“I heard every word you said,” the Father replied. “You just never bothered to read mine.”
I get jittery when novice Christians, with little exposure to Scripture, are told to trust their inner impressions as if they were a fresh word from God. Our standard is and must always be the Written Word. Until that standard is hardwired into our souls, then the “inner voice of God” is more likely to be the inner voice of our preachers who are not doing their jobs. Unless the standard is Scripture, we are subject to every emotional whim and manipulative device of Satan.
We must test all things by Scripture. Is God’s Word not sufficient for every circumstance of life? Of course it is. We already have a Word from the Lord for every situation:
All Scripture is given by inspiration of God, and is profitable for doctrine, for reproof, for correction, for instruction in righteousness, that the man of God may be complete, thoroughly equipped for every good work. (2 Timothy 3:16, 17, NKJV).

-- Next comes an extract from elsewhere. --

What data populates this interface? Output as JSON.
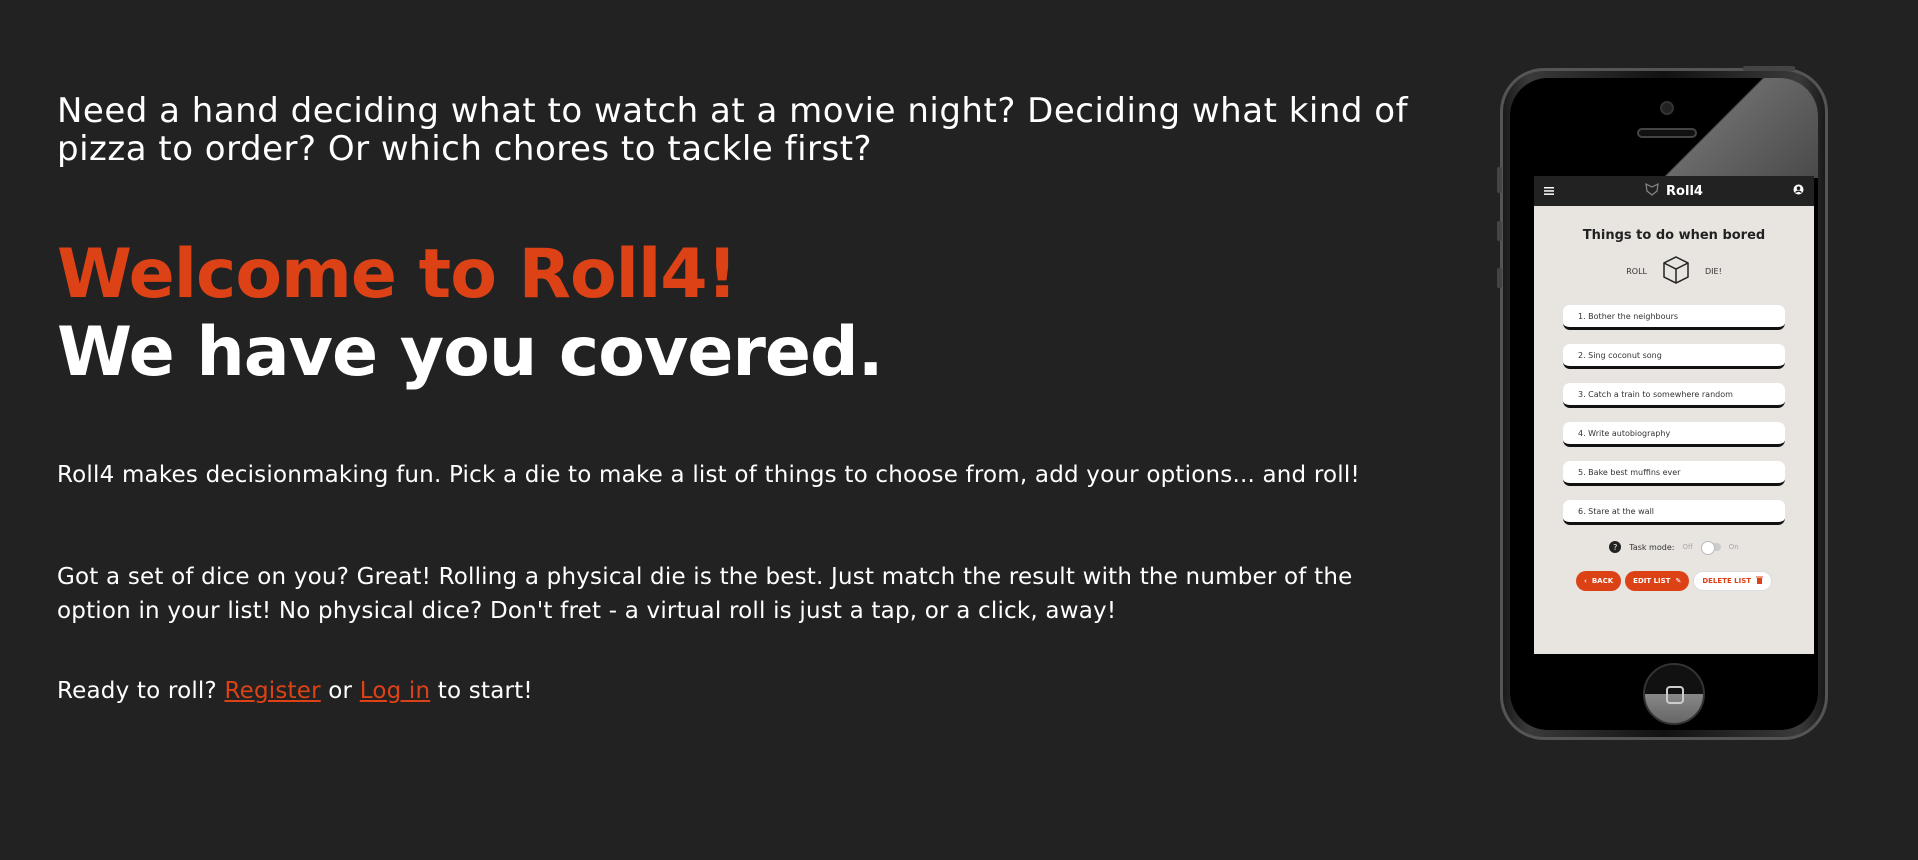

If you don’t learn the Bible, God won’t speak into your life. Why should God impart new revelation to a child too lazy to absorb old revelation? In such a case, you can have no confidence your inner impressions are from him: they are far more likely to be from your own emotions, or your narcissistic flesh, or your ear-tickling Bible teachers, or your dysfunctional father, or “doctrines of demons” (1 Tim 4:1). You cannot say with any degree of confidence your inner voice is of God. Without Scripture integrated into your soul, by what standard can you sort out the dysfunctional voices of your past from the divine wisdom of God?
Can God speak when and where and how he wills? Of course he can. I do not limit God. But God has already deposited an inerrant, unchanging, once for all truth into the hands of his people. I have a hunch he wants us all to start there. Might he impart dreams and visions on the frontiers of mission work? Yes. Without doubt. But that is exceptional; we cannot make it the norm.
We must get past a snippet view of Scripture. We must apply our minds to wisdom. We must feast upon the fulness of the whole counsel of God. Pastors and leaders especially must “labor in the Word and doctrine” (1 Timothy 5:17).
How firm a foundation,
Ye saints of the Lord,
Is laid for your faith,
In His excellent Word!
What more can he say,
Than to you he HATH SAID,
To you, who for refuge
To Jesus have fled?
- “Your word I have hidden in my heart, That I might not sin against You!” Psalms 119:11, NKJV.
- “Your words were found, and I ate them, And Your word was to me the joy and rejoicing of my heart; For I am called by Your name, O LORD God of hosts.” Jeremiah 15:16, NKJV.
- ““Now, Lord, look on their threats, and grant to Your servants that with all boldness they may speak Your word [logos]” Acts 4:29, NKJV.
- ““So now, brethren, I commend you to God and to the word [logos] of His grace, which is able to build you up and give you an inheritance among all those who are sanctified.” Acts 20:32, NKJV.
Sit down at the feet of Jesus, study his written Word in depth and fulness, apply yourself to knowledge, and then go minister. Christians–especially those in ministry–should DRIP the Bible. Back to the Bible!
There’s a mistaken teaching in the church that overemphasizes the difference between two Greek words, logos and rhema. Both are translated “word.” The teaching says that logos refers to the written word of God in its totality, whereas rhema refers to a specific word of God given to a person in a situation. There is no strong case for this from Scripture. Check out this excellent study on the topic. I would add that there is no such distinction in Hebrew.